Published:  09 June, 2017

A long-term research and development project undertaken by Central Loire Valley Wines (BIVC) aimed at improving both the quality and variety of Sauvignon Blanc is close to fruition.

At the heart of the initiative, which has focused on both viticulture and winemaking, has been the study of vines and rootstock, with some 1,000 vines studied, resulting in a selection of 267 differing Sauvignon Blanc plants isolated and planted on a 5ha plot in Coteaux de Giennois two years ago.

The aim is to provide high quality Sauvignon Blanc for grafting and the first plants will be ready early in 2018.

Speaking to Harpers, BIVC director Benoit Roumet explained: “We are completely changing the way we are looking at viticulture; 15 years ago we realised there were very few clones of Sauvignon Blanc planted in the region, and one disease could mean we lose 30% [of the crop] so we sent a letter to the winemakers of the region asking if they had vineyards planted before 1960, before those clones came in.”

Roumet, who founded the BIVC to represent both the classic and less well-known region of the central Loire some 23 years ago, has also driven a shift in approach for the marketing of the region, with communications now focused on promoting Central Loire, rather than individual appellations such as Sancerre, Pouilly-Fume, Quincy and Reuilly.

“People know the grape variety but not the regions,” said Roumet.

With Sauvignon Blanc dominating production and sales from Central Loire, Roumet said that the new plant material will “allow thousands of possibilities”, with the appellations also collectively gearing up to better promote differences in styles, ranging from vines grown on soils including slate and limestone, with greater emphasis on terroir and single site expressions of the variety.

“We are not able to make low priced wines.

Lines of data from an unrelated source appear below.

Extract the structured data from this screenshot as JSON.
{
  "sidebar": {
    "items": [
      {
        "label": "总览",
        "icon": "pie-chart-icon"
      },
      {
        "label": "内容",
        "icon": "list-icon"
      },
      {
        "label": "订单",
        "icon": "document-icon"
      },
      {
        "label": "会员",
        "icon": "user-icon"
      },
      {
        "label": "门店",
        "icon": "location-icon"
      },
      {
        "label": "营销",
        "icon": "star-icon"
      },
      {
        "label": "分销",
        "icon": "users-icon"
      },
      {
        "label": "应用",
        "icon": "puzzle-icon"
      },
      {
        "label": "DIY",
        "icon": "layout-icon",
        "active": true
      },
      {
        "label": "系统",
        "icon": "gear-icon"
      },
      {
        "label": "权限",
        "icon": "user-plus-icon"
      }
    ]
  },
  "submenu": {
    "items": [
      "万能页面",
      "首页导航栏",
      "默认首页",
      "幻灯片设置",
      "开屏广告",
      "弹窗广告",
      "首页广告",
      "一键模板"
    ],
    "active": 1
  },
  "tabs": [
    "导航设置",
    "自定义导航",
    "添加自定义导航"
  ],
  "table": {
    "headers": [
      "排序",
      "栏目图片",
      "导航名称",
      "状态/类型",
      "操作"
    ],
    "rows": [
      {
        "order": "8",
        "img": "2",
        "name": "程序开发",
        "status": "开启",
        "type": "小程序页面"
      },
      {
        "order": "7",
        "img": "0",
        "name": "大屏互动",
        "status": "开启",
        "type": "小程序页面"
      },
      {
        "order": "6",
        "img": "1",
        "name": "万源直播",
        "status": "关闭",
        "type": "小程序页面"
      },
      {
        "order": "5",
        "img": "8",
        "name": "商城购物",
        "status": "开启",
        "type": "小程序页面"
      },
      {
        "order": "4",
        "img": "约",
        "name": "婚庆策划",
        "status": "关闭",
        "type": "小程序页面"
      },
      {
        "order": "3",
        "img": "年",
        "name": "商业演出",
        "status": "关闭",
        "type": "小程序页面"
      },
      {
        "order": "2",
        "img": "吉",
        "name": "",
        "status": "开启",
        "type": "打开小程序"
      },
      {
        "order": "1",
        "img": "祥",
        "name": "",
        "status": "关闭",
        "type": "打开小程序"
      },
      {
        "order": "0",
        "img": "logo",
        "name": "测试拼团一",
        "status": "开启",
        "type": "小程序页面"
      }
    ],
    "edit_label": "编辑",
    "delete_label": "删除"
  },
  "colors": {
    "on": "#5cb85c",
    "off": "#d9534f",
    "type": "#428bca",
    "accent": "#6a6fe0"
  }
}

But if we want to sell wines at €7, €9 or €12, we need more than nice wines, as you can find nice Sauvignon Blancs anywhere in the world,” explained Roumet.

“We need wines with character, they have to stand out,” he added. “We need to put our imprint on the wines and we can do that because we are small – Central Loire is a small percentage of French wine production, which means [it is] a very small percentage of world production.”

While there has been a 35% increase in production across the Central Loire appellations in the last 20 years, where 82% of wines are white, 11% red and 7% rosé, there is little opportunity for further expanding volume.

Roumet added: “The price of the new vines will be 50% more expensive, but if these vines live longer and produce better wines then it will work out better for winemakers. And the lesser know appellations, which are slightly more affordable, can play a part in delivering something new to discover.”